Four Insights on Personal Growth

Dr. Romie Mushtaq speaking at Booth Women Connect Conference 2019Many business professionals push themselves to the limit. Working overtime, sacrificing sleep, and coping with chronic stress becomes their day-to-day. This not only takes a toll on mental and physical health, it inhibits their ability to achieve the success they’re after.

The 2019 Booth Women Connect Conference offered a session track devoted to personal growth, helping busy professionals find better balance in their lives and find more peace in the workplace and at home. In these sessions, experts covered a wide array of topics—from mindfulness to flexibility to intersectionality. Get the top takeaways below.

Stress Hinders Success

Dr. Romie Mushtaq, chief wellness officer at Evolution Hospital, said American work culture is pervaded by what she calls the stress-success cycle. “We think that to achieve success, we must stress, obsess, and worry,” she said. “When we achieve the goal, there’s this temporary euphoria, then we stress all over again.”

In the session “Brainshift: Uplevel Your Memory, Mood, and Your Leadership Performance,” Mushtaq discussed how damaging this cycle is to our health. “When we’ve got this heightened stress response, inflammation, cortisol, and adrenaline pump through the body,” she said. As a result, many people develop anxiety, depression, insomnia, stomach and chest pain, and/or difficulty breathing. Stress can also impair the memory and critical-thinking skills, which also inhibits job performance.

To break the stress-success cycle, Mushtaq recommends mindfulness and meditation, which she said trigger a relaxation response. “That same autonomic nervous system that was inflamed calms down,” Mushtaq said. “We open up areas of our brain that are needed to analyze and create without negativity and fear. We become more focused and more productive.”

Mindfulness Fosters Creativity

Jacqueline McCarty, owner of Om at Work and Living Yoga, did a deep dive into mindfulness and meditation during the session, “Harnessing the Power of Meditation Practice for Everyday Benefits.” She defined living mindfully as paying attention to the present moment without judgement. “Instead of being lost in what I’m doing next or what I did before, I’m here,” McCarty said. “You can do anything mindfully by putting your full attention on that thing.”

McCarty described meditation as a structured, seated exercise to practice focusing on one thing. “You’re not getting rid of your thoughts; you’re creating a different relationship them,” she said. “You can choose not to get entangled in them and to focus on something else.” McCarty recommended practicing five to seven minutes of meditation or one mindfulness activity daily. “When you live more mindfully, you activate your parasympathetic nervous system,” she said. “It produces oxytocin, which makes us more resilient and more content.
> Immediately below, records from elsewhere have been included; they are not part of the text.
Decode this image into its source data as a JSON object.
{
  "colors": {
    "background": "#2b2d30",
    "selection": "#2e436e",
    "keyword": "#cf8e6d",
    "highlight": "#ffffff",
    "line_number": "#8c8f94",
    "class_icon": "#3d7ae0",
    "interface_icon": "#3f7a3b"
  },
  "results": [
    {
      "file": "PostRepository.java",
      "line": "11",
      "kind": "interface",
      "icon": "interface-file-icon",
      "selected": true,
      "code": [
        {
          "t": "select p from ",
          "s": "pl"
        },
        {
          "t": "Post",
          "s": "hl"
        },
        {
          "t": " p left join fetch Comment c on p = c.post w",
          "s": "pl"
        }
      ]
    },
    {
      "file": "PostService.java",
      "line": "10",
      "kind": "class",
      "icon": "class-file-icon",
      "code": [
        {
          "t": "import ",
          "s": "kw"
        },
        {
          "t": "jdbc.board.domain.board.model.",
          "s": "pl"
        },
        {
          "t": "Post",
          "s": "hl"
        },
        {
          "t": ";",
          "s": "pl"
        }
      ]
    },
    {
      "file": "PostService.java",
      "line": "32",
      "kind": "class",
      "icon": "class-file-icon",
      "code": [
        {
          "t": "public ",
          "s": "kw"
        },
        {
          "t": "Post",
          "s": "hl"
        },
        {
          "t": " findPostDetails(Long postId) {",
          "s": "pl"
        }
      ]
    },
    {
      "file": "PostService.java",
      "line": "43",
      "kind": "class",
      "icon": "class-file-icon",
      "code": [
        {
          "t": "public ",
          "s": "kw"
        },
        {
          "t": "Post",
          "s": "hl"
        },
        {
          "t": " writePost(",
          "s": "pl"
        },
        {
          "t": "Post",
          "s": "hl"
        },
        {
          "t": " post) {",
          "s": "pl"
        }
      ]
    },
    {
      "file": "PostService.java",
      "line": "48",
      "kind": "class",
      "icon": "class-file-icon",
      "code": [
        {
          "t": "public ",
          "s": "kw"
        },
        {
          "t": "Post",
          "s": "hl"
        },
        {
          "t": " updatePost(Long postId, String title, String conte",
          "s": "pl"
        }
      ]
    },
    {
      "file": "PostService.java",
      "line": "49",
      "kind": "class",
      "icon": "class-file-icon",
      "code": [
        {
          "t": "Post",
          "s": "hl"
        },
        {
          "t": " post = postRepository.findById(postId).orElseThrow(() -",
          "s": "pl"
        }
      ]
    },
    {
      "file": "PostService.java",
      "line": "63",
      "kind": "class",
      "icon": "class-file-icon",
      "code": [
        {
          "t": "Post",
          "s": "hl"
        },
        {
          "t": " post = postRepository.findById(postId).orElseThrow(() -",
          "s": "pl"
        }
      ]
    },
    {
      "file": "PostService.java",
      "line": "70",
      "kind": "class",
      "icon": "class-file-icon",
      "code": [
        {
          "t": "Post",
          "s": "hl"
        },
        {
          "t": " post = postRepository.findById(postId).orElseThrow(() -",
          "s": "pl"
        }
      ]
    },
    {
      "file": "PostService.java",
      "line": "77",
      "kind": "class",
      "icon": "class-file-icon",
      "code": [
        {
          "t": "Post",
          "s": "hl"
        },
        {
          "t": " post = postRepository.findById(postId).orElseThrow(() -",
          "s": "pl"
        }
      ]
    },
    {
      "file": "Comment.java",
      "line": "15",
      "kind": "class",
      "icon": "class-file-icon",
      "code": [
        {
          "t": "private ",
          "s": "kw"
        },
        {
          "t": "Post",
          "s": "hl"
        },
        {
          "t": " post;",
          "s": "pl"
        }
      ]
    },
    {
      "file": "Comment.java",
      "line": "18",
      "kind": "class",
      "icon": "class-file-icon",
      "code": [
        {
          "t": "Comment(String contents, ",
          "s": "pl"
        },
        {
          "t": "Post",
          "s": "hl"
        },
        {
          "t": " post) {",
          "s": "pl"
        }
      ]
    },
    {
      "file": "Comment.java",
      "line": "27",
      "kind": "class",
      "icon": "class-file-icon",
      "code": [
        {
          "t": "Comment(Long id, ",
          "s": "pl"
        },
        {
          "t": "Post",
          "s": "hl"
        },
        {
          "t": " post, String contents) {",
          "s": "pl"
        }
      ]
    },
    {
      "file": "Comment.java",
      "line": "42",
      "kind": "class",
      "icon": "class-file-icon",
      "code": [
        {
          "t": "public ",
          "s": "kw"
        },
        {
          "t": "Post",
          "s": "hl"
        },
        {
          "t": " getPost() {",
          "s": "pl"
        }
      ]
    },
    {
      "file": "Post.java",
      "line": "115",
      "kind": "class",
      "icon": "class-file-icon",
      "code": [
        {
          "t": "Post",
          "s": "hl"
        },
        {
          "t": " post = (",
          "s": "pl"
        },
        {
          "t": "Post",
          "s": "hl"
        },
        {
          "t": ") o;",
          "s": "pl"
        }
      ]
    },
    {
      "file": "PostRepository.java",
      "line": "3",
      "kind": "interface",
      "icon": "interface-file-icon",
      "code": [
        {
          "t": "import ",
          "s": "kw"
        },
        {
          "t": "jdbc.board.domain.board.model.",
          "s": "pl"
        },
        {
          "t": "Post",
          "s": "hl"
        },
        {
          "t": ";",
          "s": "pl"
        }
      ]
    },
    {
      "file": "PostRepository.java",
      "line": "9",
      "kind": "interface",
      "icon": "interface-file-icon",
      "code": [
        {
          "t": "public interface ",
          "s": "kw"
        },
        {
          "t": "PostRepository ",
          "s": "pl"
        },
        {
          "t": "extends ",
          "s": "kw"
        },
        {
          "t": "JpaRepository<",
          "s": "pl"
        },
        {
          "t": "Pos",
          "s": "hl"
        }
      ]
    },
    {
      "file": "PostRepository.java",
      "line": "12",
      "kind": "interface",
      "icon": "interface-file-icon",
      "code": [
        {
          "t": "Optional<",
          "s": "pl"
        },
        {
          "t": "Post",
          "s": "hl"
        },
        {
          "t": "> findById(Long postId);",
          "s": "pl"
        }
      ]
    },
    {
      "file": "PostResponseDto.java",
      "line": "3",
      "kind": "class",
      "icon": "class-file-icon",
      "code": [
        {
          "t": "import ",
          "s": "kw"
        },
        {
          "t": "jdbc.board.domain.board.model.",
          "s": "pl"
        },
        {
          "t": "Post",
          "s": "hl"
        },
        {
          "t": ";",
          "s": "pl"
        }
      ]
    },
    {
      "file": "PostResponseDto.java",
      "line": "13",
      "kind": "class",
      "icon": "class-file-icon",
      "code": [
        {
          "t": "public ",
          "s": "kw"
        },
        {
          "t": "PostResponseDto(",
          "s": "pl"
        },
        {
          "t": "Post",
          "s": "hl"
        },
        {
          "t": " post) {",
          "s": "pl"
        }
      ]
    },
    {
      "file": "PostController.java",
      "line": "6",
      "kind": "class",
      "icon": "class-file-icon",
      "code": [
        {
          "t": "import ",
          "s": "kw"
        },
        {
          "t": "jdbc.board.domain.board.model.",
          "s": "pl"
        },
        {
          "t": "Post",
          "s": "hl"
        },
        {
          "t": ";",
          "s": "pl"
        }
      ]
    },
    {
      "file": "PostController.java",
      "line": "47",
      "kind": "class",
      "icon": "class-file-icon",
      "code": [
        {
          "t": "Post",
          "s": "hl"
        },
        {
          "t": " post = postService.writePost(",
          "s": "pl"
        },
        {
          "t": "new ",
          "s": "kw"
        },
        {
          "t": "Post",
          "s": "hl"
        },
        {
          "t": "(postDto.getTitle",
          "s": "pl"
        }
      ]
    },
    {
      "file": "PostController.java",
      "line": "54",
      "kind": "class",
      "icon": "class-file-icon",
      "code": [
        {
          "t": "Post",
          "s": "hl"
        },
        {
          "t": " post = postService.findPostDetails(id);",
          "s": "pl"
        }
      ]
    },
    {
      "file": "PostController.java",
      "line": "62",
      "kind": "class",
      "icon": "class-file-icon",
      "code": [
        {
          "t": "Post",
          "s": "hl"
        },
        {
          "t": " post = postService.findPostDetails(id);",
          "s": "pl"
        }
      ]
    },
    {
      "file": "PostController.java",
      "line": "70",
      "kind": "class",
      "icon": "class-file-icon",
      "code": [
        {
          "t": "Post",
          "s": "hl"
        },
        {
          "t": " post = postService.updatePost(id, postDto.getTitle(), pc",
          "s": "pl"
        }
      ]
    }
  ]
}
The benefits are creativity, better listening, and more compassion for the self and others.”

Flexibility Improves Productivity

In the session “The Future of Work,” an expert panel discussed how workplace inflexibility compromises our health. For example, some people, like caregivers or people with chronic illnesses, may even leave the workforce in order to better meet their needs. “We expect people to be chained to their desks from nine and five, but that doesn’t work for most people,” said Lindsay Dreyer, director of audience at Werk. “We all have things we need to attend to—everybody has doctor’s appointments.”

Dreyer and her fellow panelists argued that the workplace needs to move toward flexibility in order to retain employees and help them achieve their best. This could be the ability to work remotely, shifting schedules, or allowing people to leave for appointments. “Why do we need ping-pong tables at work or free beer on tap?” Dreyer asked. “The investment that needs to be made is not in the physical workplace, but in acquiring the data that’s going to inform how companies alleviate points of friction in the employee experience.”

Inclusivity Drives Growth

“None of us lives by one identity, even though we may get labeled as one,” said Trish Foster, senior director of the Gloria Cordes Larson Center for Women and Business at Bentley University. The failure to acknowledge intersectionality—the unique set of identities we each hold that interact with each other and impact our lived experience—can lead to discrimination. During the session “Intersectionality in the Workplace,” Foster discussed the importance of an inclusive, supportive work culture to employee recruitment, retention, and engagement.

Some of her strategies for creating an inclusive culture include:

  • Expand your perspective by diversifying your network.
  • Use inclusive language and behaviors, such as adding pronouns to your signature.
  • Ask for and share feedback about blind spots and how you can avoid them.
  • Have courageous conversations with a “focus on listening and learning to better understand the other person’s issue.”

Ultimately, Foster said, supporting intersectionality can build bridges by making us more sensitive to the dynamics that impact our coworkers and employees. This helps drive better outcomes and improves corporate performance.

—Melissa Brooks

Booth Women Connect Conference is organized by the University of Chicago Booth School of Business. The 2019 event brought together more than 1,400 professionals for an extraordinary day of bold ideas, spirited discussion, practical insights, and impactful networking.